• [EXERCISE DATA]:

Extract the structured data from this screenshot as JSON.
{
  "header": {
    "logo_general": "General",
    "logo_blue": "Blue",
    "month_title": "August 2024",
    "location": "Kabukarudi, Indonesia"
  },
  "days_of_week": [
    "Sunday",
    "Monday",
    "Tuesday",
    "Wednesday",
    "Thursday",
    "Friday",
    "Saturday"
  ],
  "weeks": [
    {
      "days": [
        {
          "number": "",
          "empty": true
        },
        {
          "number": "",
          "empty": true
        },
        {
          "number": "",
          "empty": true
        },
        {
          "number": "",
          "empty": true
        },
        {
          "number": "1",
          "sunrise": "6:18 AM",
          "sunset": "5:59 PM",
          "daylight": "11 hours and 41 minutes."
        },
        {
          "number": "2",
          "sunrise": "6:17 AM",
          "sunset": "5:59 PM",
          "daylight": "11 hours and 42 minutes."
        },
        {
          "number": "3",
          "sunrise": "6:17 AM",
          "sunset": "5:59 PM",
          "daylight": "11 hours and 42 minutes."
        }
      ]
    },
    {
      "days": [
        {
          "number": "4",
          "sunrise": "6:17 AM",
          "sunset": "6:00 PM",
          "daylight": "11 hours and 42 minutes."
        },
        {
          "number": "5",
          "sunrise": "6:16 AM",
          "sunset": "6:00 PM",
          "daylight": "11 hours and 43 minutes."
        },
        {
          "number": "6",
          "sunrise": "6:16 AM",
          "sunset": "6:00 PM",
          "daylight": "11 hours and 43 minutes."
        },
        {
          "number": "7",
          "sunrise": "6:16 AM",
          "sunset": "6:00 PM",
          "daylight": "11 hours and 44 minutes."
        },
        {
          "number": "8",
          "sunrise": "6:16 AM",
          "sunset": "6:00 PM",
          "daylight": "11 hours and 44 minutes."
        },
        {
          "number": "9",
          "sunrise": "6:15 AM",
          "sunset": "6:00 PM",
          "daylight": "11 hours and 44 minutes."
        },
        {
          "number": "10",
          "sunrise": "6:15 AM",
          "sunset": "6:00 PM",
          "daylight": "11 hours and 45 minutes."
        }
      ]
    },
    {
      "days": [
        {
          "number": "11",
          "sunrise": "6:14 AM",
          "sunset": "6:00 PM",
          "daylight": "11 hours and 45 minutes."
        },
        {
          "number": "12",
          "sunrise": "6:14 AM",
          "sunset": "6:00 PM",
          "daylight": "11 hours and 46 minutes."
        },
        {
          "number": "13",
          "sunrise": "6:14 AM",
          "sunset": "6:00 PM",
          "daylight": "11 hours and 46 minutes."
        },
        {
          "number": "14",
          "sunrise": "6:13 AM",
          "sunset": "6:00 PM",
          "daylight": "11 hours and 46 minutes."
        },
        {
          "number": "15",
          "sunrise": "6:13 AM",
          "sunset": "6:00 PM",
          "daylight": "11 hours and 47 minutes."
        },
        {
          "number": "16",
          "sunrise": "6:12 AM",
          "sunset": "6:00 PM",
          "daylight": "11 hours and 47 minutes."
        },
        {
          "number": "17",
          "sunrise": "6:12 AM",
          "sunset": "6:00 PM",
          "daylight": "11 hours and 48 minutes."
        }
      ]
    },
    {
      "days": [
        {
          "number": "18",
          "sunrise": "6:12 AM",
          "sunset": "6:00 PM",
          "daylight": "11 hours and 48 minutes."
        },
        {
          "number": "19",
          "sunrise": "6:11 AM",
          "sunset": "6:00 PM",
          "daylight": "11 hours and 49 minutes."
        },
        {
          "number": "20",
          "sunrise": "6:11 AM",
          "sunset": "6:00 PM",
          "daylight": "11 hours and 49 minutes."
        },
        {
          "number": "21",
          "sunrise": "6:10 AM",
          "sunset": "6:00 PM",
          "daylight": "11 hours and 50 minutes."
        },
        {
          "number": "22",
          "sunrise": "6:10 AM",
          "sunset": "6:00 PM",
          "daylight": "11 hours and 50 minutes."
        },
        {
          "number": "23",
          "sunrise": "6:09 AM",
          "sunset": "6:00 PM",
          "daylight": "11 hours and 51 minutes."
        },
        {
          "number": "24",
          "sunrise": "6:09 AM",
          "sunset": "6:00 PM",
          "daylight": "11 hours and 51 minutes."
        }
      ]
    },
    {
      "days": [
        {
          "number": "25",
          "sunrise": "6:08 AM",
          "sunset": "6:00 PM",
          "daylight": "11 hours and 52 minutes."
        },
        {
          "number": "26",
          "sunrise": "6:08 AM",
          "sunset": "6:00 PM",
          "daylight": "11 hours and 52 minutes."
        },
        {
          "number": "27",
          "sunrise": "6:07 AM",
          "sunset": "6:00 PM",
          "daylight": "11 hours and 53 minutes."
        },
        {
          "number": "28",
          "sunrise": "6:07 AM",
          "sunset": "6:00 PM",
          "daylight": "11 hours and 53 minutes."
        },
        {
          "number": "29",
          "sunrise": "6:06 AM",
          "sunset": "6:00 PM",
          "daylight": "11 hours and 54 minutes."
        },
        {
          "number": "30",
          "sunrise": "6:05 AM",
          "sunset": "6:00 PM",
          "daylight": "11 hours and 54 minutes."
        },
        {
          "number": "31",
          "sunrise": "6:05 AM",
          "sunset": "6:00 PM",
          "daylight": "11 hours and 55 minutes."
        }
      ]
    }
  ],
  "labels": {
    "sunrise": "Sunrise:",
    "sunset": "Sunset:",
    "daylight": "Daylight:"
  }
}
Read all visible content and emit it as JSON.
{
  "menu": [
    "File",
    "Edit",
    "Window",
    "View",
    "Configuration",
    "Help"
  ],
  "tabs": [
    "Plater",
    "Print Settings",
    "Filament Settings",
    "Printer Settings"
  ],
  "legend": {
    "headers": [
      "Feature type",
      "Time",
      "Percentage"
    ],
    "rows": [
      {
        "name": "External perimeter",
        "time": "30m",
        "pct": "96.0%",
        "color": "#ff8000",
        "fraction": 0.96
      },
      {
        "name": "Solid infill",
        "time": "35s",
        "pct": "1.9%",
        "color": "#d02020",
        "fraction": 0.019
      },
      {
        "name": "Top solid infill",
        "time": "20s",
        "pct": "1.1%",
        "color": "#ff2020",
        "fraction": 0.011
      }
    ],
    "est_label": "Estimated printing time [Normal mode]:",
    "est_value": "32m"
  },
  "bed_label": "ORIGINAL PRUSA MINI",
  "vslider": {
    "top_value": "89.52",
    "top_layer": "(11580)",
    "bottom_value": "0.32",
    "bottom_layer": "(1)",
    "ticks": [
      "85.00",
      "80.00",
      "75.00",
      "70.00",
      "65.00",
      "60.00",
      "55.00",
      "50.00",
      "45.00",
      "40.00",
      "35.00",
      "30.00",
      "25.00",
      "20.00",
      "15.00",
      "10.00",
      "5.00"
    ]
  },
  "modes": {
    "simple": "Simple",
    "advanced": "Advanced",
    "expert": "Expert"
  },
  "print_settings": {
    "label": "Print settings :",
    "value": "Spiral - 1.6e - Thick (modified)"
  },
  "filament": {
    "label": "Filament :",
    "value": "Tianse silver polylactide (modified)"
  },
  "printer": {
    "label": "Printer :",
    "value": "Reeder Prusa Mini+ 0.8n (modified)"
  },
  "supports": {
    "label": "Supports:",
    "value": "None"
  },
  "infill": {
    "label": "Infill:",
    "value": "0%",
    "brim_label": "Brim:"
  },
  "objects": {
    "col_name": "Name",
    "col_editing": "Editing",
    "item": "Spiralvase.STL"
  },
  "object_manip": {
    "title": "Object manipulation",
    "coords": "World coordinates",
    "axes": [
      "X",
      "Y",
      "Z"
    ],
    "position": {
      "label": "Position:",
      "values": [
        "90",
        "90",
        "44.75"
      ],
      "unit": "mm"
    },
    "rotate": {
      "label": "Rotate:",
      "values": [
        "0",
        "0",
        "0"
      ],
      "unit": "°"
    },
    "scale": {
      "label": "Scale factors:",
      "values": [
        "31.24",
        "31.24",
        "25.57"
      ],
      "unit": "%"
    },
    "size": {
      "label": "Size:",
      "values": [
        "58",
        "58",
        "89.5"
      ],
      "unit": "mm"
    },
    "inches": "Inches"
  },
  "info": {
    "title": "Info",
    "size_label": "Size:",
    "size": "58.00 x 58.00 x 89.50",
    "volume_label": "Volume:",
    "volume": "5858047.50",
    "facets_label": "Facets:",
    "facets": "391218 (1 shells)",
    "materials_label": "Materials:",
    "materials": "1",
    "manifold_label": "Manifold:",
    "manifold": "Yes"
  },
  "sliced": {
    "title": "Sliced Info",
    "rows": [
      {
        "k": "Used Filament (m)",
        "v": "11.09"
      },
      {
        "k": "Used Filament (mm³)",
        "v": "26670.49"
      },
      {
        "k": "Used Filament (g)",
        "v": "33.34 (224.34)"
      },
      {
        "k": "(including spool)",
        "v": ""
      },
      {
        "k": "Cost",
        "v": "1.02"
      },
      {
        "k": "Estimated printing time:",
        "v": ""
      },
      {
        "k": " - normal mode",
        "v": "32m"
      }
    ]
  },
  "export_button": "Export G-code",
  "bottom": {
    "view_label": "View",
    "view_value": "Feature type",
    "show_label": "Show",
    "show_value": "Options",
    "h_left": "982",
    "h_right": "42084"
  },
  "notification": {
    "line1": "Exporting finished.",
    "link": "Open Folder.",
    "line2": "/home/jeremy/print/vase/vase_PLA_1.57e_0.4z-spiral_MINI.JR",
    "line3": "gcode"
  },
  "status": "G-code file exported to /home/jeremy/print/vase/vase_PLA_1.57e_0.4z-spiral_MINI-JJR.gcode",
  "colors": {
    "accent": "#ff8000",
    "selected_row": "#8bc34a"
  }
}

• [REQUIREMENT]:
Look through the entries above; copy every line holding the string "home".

• [WRITTEN RESPONSE]:
    "line2": "/home/jeremy/print/vase/vase_PLA_1.57e_0.4z-spiral_MINI.JR",
  "status": "G-code file exported to /home/jeremy/print/vase/vase_PLA_1.57e_0.4z-spiral_MINI-JJR.gcode",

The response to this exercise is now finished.